21st Century Retail

With the global e-commerce spend poised to hit €825bn in 2012, and the fastest growing e-commerce markets experiencing year on year growth in excess of 10%, is there a future for retail businesses without a strong online presence?

The Only Way Is Online

It is expected that 1 in 5 of all purchases will be made online by 2016 and it is abundantly clear that the influence mobile commerce is having on consumer behaviour is contributing in a large way to shifting buying activity away from the high street and (literally) into the hands of consumers.

Purchases made via smartphones or tablets in Western Europe alone are set to increase elevenfold by 2017, and it’s clear that successful exploitation of the mobile commerce market will be imperative to the sustainability of retail buiness.

E-commerce is here to stay, and there is no question as to the upwards trajectory of total online spending, so do bricks and mortar retailers still have their place?

After all, consumers like to browse physical goods, they enjoy the social interaction, but businesses do need to ensure their shopping channels evolve to satisfy changing consumer behaviour.

The online shopping market is growing at such a rate that by 2016 it is expected that more than 1 in 5 purchases will be made online, and this presents a huge opportunity not only for new retailers, but also for existing ones to capitalise on the market, and satisfy the evolving needs of their customers.

This evolution has been happening for some time, and with 3.5bn people expected to have access to the internet by 2013, understanding the way consumers research and purchase products should be at the forefront of any retailers sales strategy.

Convenience, value and product range access are the three highest ranking reasons consumers gave for shopping online instead of on the high street, but a recent phenomenon marries both high street and online shopping together, and it is this transition that retailers need to exploit effectively to succeed in this changing marketplace.


Much has been said recently about the advent of ‘Browse Instore / Buy Online’, and this is impacting on those retailers who sell products at prices that cannot compete with online stores who have lower overheads.

eBay opened a pop up shop with no tills (purchases had to be made on the eBay site) in London in December 2011 to cash in on mobile shopping habits and this is perhaps one way that traditional bricks and mortar retailers can evolve their offering to keep up with the shift in consumer behaviour.

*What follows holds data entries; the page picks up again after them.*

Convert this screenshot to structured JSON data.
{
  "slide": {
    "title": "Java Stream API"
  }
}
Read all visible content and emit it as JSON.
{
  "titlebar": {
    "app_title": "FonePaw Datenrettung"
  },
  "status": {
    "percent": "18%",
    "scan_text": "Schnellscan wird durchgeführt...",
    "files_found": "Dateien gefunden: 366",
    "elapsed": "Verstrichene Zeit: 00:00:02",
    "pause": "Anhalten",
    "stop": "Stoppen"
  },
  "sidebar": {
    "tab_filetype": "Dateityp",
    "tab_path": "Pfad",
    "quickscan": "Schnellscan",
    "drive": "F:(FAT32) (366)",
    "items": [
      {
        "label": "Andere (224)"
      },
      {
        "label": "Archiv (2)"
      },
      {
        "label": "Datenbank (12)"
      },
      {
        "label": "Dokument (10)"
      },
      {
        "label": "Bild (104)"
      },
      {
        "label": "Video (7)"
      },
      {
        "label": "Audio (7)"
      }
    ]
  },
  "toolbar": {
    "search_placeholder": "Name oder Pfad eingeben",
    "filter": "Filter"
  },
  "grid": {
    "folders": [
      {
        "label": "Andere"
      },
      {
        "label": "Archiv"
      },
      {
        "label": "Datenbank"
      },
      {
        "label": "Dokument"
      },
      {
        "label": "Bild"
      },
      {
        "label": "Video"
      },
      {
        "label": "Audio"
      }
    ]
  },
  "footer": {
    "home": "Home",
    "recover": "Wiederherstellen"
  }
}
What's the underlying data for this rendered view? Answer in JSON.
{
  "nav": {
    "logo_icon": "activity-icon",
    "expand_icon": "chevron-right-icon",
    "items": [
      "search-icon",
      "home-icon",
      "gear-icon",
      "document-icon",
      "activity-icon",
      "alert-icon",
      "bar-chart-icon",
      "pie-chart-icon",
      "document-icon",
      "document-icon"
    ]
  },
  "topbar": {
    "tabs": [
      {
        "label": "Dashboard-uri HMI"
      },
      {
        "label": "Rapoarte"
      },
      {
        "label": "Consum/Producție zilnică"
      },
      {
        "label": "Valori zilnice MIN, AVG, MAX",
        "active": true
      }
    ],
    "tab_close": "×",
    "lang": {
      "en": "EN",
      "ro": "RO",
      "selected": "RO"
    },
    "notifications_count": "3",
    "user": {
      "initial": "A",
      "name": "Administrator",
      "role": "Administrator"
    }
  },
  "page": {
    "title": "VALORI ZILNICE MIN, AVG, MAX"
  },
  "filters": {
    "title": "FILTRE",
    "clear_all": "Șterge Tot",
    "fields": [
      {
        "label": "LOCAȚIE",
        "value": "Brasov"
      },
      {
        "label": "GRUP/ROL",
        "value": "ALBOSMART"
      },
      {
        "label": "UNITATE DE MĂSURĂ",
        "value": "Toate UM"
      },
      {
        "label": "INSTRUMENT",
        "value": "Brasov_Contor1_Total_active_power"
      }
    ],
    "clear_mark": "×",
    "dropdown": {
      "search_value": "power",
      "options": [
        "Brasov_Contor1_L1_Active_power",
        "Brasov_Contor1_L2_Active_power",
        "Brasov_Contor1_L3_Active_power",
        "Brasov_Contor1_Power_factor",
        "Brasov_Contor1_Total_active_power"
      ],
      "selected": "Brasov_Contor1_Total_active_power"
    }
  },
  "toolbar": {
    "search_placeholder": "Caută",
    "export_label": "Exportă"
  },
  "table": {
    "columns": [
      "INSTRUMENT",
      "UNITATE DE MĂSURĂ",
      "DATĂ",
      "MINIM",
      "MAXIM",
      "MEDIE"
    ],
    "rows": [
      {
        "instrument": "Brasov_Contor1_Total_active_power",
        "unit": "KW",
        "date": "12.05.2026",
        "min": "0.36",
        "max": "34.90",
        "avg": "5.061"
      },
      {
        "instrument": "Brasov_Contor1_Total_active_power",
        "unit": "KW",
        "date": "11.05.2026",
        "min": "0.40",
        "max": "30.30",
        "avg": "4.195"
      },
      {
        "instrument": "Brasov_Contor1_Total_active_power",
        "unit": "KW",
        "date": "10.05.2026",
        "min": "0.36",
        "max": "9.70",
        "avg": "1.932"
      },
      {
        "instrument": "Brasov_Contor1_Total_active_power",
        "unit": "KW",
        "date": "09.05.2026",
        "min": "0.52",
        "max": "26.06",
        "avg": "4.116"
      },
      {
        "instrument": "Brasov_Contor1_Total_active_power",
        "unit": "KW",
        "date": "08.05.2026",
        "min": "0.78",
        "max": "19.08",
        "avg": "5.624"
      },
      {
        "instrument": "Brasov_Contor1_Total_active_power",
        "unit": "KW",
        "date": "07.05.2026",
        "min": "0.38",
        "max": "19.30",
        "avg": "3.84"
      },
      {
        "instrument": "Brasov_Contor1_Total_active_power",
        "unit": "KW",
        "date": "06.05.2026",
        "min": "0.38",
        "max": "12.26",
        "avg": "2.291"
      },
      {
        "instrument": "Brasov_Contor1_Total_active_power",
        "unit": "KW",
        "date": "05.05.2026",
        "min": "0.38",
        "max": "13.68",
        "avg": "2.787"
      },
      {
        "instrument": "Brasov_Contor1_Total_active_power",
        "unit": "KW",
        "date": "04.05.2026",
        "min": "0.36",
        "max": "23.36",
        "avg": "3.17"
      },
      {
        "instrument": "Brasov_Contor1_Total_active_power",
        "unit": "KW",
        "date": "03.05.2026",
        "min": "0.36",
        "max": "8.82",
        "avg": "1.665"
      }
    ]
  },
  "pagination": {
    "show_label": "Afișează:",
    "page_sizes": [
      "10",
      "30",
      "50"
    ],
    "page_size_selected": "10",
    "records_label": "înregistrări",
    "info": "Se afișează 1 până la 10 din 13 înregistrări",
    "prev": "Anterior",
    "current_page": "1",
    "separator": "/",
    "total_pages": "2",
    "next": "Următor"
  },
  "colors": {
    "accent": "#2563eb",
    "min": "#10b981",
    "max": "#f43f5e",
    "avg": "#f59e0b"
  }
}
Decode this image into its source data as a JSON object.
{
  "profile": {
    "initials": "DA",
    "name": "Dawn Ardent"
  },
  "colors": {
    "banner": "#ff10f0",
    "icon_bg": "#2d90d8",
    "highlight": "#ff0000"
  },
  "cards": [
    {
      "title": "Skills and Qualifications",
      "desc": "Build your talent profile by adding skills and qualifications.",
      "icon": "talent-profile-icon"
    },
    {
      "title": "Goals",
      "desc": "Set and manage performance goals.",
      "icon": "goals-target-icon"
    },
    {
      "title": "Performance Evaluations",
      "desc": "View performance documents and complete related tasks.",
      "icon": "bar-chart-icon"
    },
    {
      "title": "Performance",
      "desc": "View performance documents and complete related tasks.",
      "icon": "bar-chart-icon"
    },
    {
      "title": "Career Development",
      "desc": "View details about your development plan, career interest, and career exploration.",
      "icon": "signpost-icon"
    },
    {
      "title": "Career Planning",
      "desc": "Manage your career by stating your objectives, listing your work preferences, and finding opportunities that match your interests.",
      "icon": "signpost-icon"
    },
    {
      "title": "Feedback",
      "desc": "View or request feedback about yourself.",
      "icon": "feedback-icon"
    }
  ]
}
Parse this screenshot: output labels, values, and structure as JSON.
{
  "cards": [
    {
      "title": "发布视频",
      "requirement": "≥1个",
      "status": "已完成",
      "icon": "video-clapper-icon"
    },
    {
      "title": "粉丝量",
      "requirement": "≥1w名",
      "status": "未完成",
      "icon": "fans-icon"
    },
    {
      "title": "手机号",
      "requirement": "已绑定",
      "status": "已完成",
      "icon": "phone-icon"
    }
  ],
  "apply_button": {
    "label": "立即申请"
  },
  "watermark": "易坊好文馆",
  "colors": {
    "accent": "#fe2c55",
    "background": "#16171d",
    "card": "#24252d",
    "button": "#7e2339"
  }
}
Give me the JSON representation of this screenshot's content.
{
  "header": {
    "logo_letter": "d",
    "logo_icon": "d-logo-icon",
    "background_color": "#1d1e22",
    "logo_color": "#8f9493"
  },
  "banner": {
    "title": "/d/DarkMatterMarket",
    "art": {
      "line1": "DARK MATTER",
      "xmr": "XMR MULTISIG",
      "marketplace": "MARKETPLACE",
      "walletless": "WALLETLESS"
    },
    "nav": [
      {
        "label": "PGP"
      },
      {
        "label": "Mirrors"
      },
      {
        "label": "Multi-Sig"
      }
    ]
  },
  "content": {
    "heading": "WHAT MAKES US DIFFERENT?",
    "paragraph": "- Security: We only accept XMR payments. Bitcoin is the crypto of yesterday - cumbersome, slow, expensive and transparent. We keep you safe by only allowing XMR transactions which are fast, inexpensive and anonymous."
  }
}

The ability of shoppers to ‘Browse Online / Buy Instore’ satisfies those consumers who want to research in detail, see, hear and feel a product before making a commitment to purchase, and this can be capitalised on by offering a strong online proposition which drives people to the store, where stocks are held simply for demonstration only.

One thing that retailers need to do now, is ensure that their online presence has a clearly defined purpose, either as a ‘Browse’ or ‘Buy’ channel, so that the business satisfies the needs of your customers.

There is no question that those retailers who fail to embrace e-commerce will suffer. Using your store as a showroom, and your site as a purchase channel, or using your site to drive people to your store, in order to have a product demonstrated for example, are both viable ways to embrace consumer behaviour and will contribute to the sustainability of your retail business.

This is a guest blog by David Arthur. David has been involved in the small business sector since early 2010, and alongside his role as a Business Banking Manager for a FTSE100 institution, is the founder of small business blog AllAboutSME